(What the exercise asks):
Read through the listing below, and copy every line where the string "JSON" appears.

(Material for this exercise):
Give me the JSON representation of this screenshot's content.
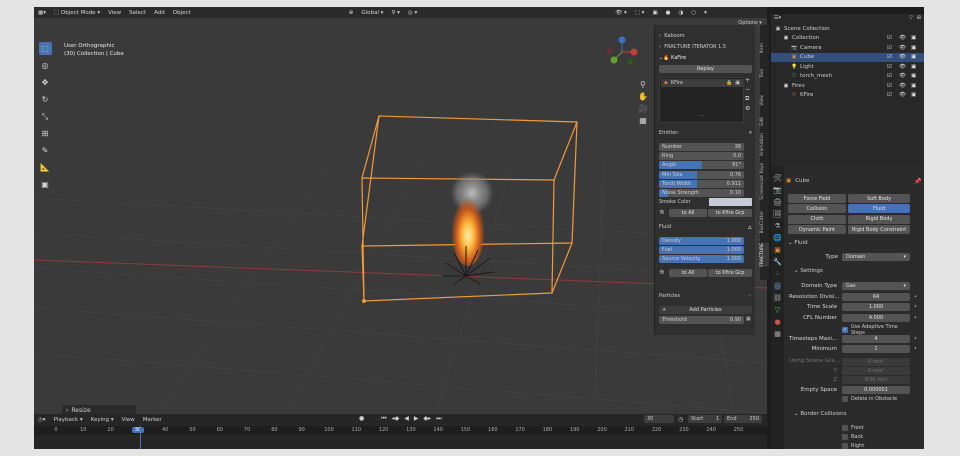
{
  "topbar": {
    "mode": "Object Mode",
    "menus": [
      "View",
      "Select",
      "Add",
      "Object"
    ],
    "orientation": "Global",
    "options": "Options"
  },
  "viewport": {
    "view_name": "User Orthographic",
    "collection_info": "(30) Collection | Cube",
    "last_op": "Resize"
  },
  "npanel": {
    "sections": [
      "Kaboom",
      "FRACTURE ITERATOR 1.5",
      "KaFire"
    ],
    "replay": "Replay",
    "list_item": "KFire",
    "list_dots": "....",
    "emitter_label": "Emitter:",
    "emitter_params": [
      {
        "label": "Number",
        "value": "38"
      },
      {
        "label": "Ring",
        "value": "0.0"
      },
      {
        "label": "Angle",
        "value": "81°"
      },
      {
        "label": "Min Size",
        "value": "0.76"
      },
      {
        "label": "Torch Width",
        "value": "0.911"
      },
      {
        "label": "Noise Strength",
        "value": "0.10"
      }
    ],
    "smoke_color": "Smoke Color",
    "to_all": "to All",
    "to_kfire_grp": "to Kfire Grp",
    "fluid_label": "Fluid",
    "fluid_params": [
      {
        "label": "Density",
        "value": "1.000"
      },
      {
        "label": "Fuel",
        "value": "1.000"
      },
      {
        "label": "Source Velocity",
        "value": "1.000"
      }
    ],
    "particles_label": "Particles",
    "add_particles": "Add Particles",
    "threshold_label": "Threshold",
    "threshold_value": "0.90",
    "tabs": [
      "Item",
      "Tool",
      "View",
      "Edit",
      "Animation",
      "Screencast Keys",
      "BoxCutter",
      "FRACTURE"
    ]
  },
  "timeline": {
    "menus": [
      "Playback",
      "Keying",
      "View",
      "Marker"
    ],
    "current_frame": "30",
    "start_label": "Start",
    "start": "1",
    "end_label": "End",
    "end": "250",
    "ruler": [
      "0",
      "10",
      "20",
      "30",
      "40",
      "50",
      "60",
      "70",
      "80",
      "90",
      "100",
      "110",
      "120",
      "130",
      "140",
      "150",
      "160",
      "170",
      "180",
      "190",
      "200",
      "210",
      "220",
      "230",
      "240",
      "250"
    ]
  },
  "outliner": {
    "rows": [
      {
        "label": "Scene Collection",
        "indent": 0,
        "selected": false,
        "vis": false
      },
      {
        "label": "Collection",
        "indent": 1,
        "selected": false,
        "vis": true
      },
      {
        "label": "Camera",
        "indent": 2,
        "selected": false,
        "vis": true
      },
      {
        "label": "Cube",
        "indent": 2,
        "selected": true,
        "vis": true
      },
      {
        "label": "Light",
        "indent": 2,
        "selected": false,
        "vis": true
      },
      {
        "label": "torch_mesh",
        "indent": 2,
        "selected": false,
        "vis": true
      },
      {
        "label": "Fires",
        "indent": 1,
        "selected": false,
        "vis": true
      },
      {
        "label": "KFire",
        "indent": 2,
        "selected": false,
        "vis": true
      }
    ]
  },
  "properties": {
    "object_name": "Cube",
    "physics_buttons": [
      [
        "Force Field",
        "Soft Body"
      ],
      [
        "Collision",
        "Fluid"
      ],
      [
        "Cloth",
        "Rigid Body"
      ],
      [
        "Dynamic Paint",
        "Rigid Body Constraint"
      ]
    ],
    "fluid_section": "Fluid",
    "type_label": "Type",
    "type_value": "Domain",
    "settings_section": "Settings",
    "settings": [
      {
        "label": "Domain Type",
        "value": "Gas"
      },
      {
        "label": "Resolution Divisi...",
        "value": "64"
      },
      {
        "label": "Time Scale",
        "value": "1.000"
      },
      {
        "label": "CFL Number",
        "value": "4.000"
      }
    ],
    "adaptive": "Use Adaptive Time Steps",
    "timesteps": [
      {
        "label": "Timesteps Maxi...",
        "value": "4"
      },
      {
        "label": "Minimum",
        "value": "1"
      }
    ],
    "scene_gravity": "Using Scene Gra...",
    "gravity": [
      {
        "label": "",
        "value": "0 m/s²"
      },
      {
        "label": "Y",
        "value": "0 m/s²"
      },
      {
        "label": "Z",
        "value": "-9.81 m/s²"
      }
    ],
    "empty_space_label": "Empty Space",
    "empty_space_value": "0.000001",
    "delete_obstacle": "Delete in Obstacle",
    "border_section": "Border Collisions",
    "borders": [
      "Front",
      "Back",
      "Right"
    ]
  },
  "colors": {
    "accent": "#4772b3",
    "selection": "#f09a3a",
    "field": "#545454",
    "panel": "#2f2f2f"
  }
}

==

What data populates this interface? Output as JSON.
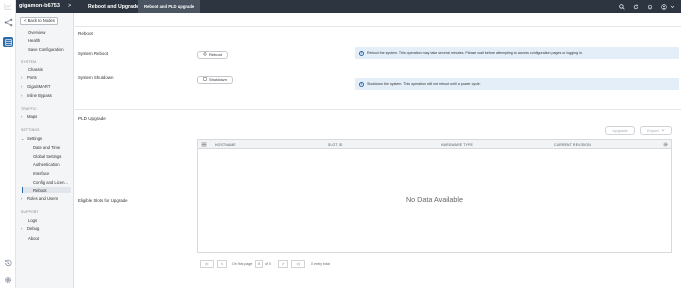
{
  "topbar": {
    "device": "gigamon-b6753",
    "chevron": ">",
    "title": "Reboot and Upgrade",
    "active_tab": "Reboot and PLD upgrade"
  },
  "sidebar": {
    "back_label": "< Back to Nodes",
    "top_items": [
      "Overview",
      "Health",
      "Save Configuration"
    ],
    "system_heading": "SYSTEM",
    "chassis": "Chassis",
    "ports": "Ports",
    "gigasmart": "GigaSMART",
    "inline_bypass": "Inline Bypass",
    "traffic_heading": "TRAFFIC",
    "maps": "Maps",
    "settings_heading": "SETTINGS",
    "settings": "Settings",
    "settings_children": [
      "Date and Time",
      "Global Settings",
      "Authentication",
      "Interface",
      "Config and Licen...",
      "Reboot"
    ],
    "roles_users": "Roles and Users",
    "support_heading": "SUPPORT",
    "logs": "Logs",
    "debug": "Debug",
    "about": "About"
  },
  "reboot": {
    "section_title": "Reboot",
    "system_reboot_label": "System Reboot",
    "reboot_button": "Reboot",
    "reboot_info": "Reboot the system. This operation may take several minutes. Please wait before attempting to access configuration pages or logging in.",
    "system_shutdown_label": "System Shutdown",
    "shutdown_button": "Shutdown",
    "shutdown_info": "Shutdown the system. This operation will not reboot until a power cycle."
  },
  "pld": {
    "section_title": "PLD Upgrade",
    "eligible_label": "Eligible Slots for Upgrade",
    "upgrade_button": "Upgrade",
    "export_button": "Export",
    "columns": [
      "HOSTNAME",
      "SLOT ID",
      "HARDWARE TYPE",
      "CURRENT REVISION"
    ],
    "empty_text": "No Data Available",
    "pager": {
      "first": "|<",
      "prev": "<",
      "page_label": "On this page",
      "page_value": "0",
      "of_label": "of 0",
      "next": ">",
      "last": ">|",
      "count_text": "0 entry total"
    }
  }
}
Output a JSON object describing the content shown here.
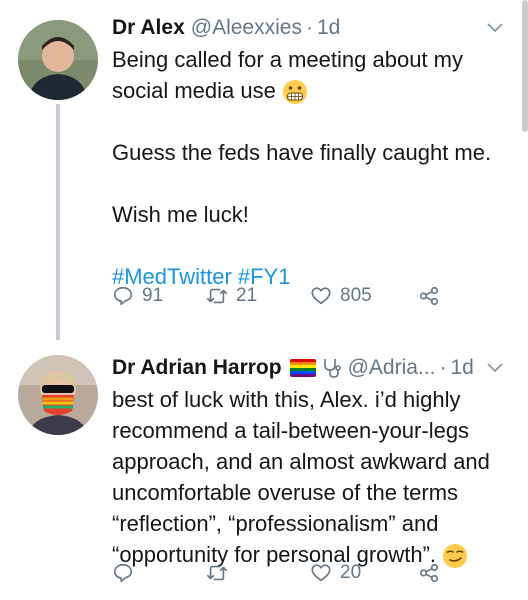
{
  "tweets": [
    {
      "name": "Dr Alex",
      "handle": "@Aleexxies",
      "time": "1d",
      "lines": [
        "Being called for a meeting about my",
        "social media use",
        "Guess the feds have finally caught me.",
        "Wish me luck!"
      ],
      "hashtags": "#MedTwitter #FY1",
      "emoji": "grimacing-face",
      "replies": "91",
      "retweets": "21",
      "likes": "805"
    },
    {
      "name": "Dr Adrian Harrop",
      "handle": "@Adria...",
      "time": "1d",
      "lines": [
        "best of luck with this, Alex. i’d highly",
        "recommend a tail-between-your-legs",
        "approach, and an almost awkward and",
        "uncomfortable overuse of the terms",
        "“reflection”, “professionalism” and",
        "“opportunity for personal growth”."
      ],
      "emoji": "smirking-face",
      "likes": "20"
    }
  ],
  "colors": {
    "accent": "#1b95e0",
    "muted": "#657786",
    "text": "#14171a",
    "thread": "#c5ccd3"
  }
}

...

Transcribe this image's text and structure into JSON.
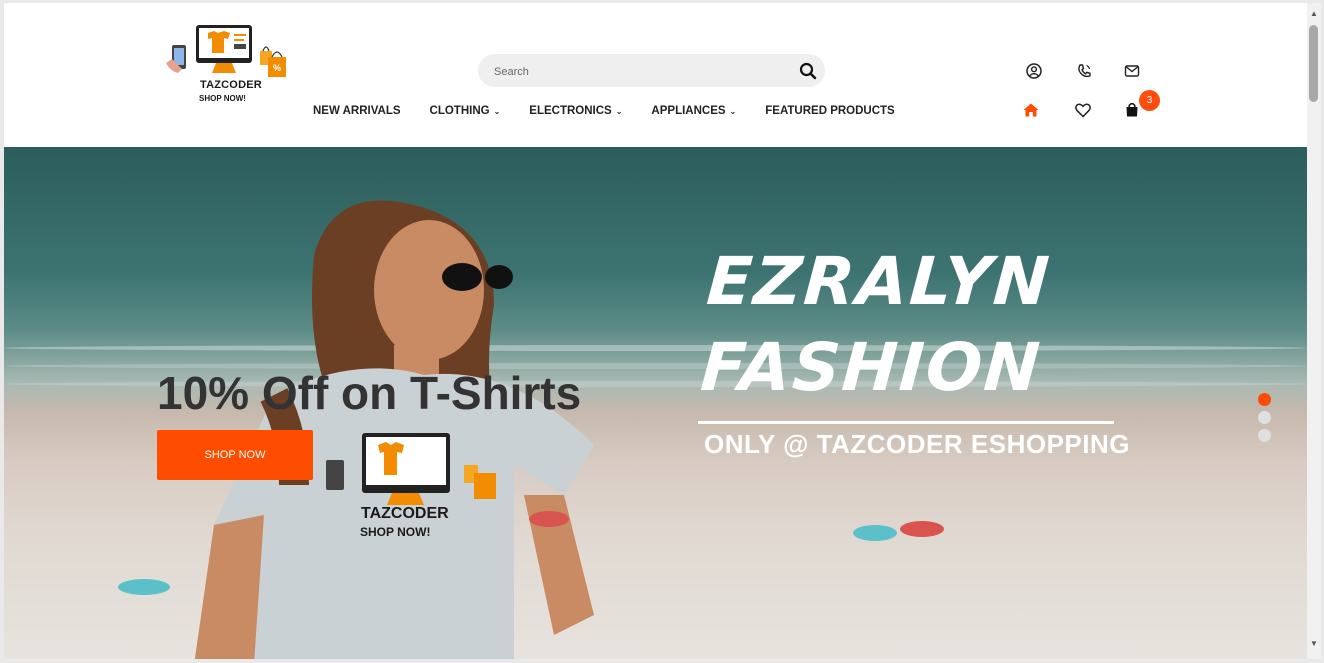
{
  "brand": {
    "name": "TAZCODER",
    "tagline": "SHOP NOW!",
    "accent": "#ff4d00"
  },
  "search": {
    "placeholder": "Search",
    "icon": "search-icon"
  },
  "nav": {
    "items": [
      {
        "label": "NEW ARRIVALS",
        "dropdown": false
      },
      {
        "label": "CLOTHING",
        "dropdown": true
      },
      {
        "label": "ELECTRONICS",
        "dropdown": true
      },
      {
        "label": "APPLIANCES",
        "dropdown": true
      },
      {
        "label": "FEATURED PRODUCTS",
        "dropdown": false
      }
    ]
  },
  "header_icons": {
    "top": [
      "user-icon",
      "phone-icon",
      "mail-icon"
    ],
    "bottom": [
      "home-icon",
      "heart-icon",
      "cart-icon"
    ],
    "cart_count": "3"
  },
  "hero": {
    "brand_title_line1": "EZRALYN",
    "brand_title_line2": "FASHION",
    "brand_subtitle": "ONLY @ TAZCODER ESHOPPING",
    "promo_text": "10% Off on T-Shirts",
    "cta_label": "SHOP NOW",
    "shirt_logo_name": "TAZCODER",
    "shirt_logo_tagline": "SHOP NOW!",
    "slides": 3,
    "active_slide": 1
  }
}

(Solution for this problem):
Give me the JSON representation of this screenshot's content.
What data populates this interface? Output as JSON.
Output a JSON object describing the content shown here.
Transcribe this image's text and structure into JSON.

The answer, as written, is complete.